2
$\begingroup$

I am trying to find an indefinite integral. The question suggests that it can be solved with integration by substitution, but I cannot see how. Multiplying out the brackets and integrating gives an eight-order result. Can anyone help here?

$$ \int \left(x+4\right)\left(\frac{1}{3}x+8\right)^6\:dx $$

$\endgroup$
  • 2
    $\begingroup$ Multiply and divide by $3^6$ (the one in the numerator goes into the exponent expression to cancel out the $\frac 13$). Next, put $y=x+24$. Now see what you get. $\endgroup$ – астон вілла олоф мэллбэрг Mar 6 '17 at 11:12
2
$\begingroup$

Isn't it natural to set $u=x/3+8$ ?

Then

$$\int \left(x+4\right)\left(\frac{1}{3}x+8\right)^6\:dx=3\int \left(3u-20\right)u^6\:du$$

which should be easy. (By the way, in all cases integrating a polynomial is easy.)
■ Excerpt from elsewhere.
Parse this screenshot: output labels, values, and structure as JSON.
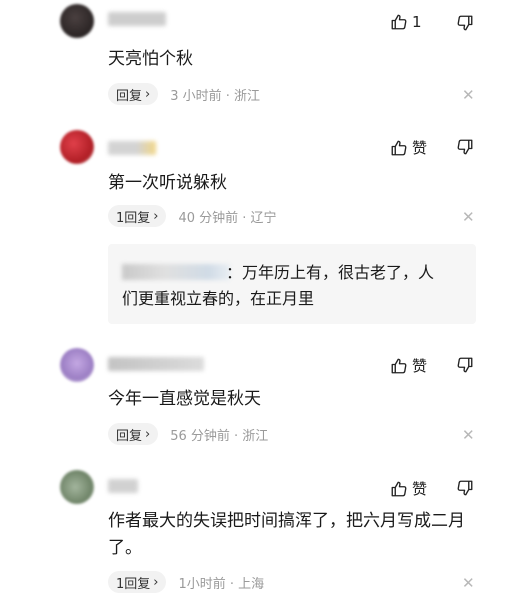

$\endgroup$
  • $\begingroup$ Yes, thanks very much! The 3 factor confused me for a while, until I realised you're substituting dx = 3 du. $\endgroup$ – Simon Mar 7 '17 at 11:47
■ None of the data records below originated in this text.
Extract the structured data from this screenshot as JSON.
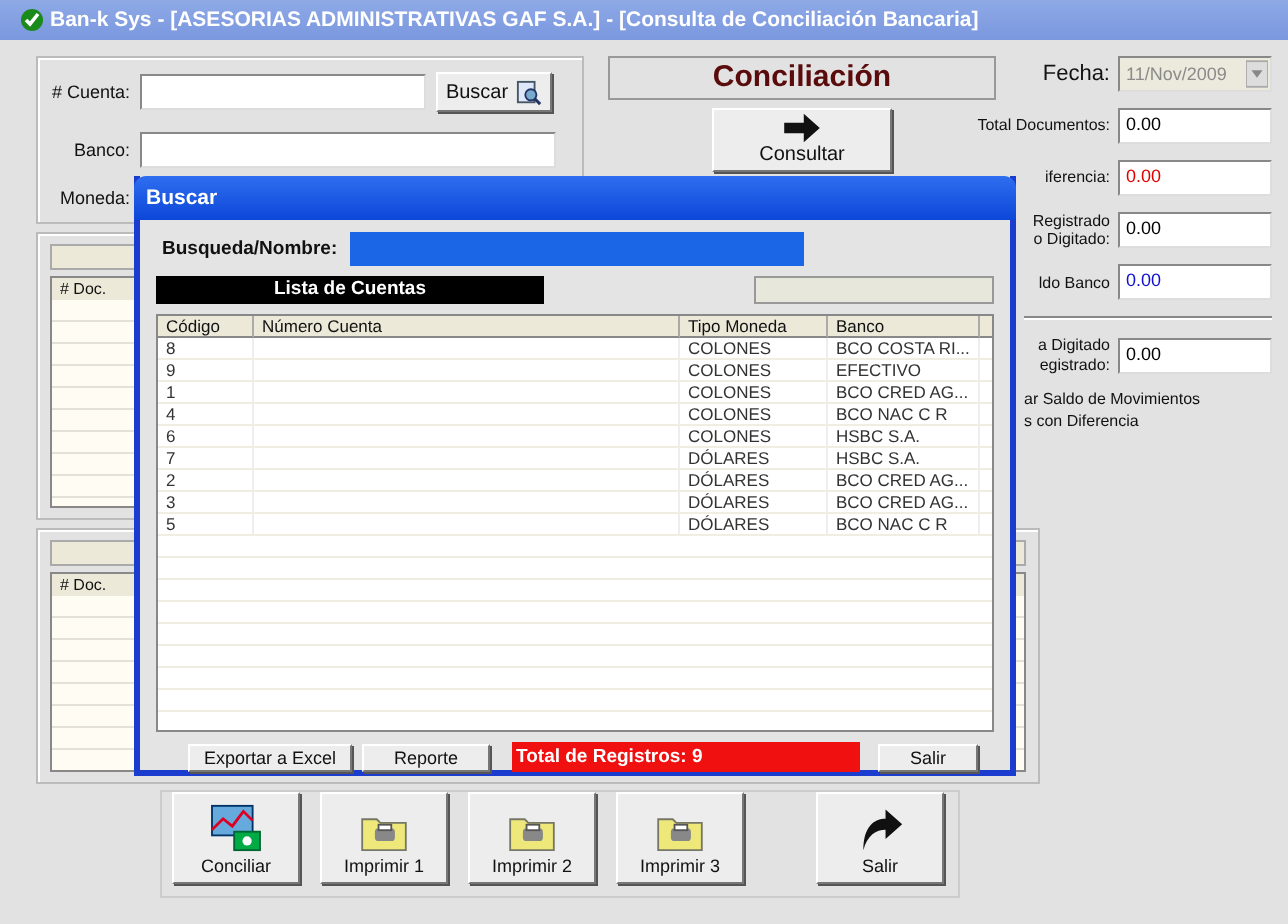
{
  "window": {
    "title": "Ban-k Sys - [ASESORIAS ADMINISTRATIVAS GAF S.A.] - [Consulta de Conciliación Bancaria]"
  },
  "account_form": {
    "account_label": "# Cuenta:",
    "search_button": "Buscar",
    "bank_label": "Banco:",
    "currency_label": "Moneda:"
  },
  "header": {
    "title": "Conciliación",
    "consult_button": "Consultar"
  },
  "date": {
    "label": "Fecha:",
    "value": "11/Nov/2009",
    "disabled": true
  },
  "totals": [
    {
      "label": [
        "Total Documentos:"
      ],
      "value": "0.00",
      "color": "#000000"
    },
    {
      "label": [
        "iferencia:"
      ],
      "value": "0.00",
      "color": "#e00000"
    },
    {
      "label": [
        "Registrado",
        "o Digitado:"
      ],
      "value": "0.00",
      "color": "#000000"
    },
    {
      "label": [
        "ldo Banco"
      ],
      "value": "0.00",
      "color": "#1010d0"
    },
    {
      "label": [
        "a Digitado",
        "egistrado:"
      ],
      "value": "0.00",
      "color": "#000000"
    }
  ],
  "note_lines": [
    "ar Saldo de Movimientos",
    "s con Diferencia"
  ],
  "grids": [
    {
      "columns": [
        "# Doc."
      ]
    },
    {
      "columns": [
        "# Doc."
      ]
    }
  ],
  "actions": [
    {
      "label": "Conciliar",
      "kind": "chart"
    },
    {
      "label": "Imprimir 1",
      "kind": "print"
    },
    {
      "label": "Imprimir 2",
      "kind": "print"
    },
    {
      "label": "Imprimir 3",
      "kind": "print"
    },
    {
      "label": "Salir",
      "kind": "exit"
    }
  ],
  "dialog": {
    "title": "Buscar",
    "search_label": "Busqueda/Nombre:",
    "list_title": "Lista de Cuentas",
    "columns": [
      "Código",
      "Número Cuenta",
      "Tipo Moneda",
      "Banco"
    ],
    "rows": [
      [
        "8",
        "",
        "COLONES",
        "BCO COSTA RI..."
      ],
      [
        "9",
        "",
        "COLONES",
        "EFECTIVO"
      ],
      [
        "1",
        "",
        "COLONES",
        "BCO CRED AG..."
      ],
      [
        "4",
        "",
        "COLONES",
        "BCO NAC C R"
      ],
      [
        "6",
        "",
        "COLONES",
        "HSBC S.A."
      ],
      [
        "7",
        "",
        "DÓLARES",
        "HSBC S.A."
      ],
      [
        "2",
        "",
        "DÓLARES",
        "BCO CRED AG..."
      ],
      [
        "3",
        "",
        "DÓLARES",
        "BCO CRED AG..."
      ],
      [
        "5",
        "",
        "DÓLARES",
        "BCO NAC C R"
      ]
    ],
    "buttons": [
      "Exportar a Excel",
      "Reporte"
    ],
    "total": "Total de Registros: 9",
    "close_button": "Salir"
  }
}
Your Answer

By clicking “Post Your Answer”, you agree to our terms of service, privacy policy and cookie policy

Not the answer you're looking for? Browse other questions tagged or ask your own question.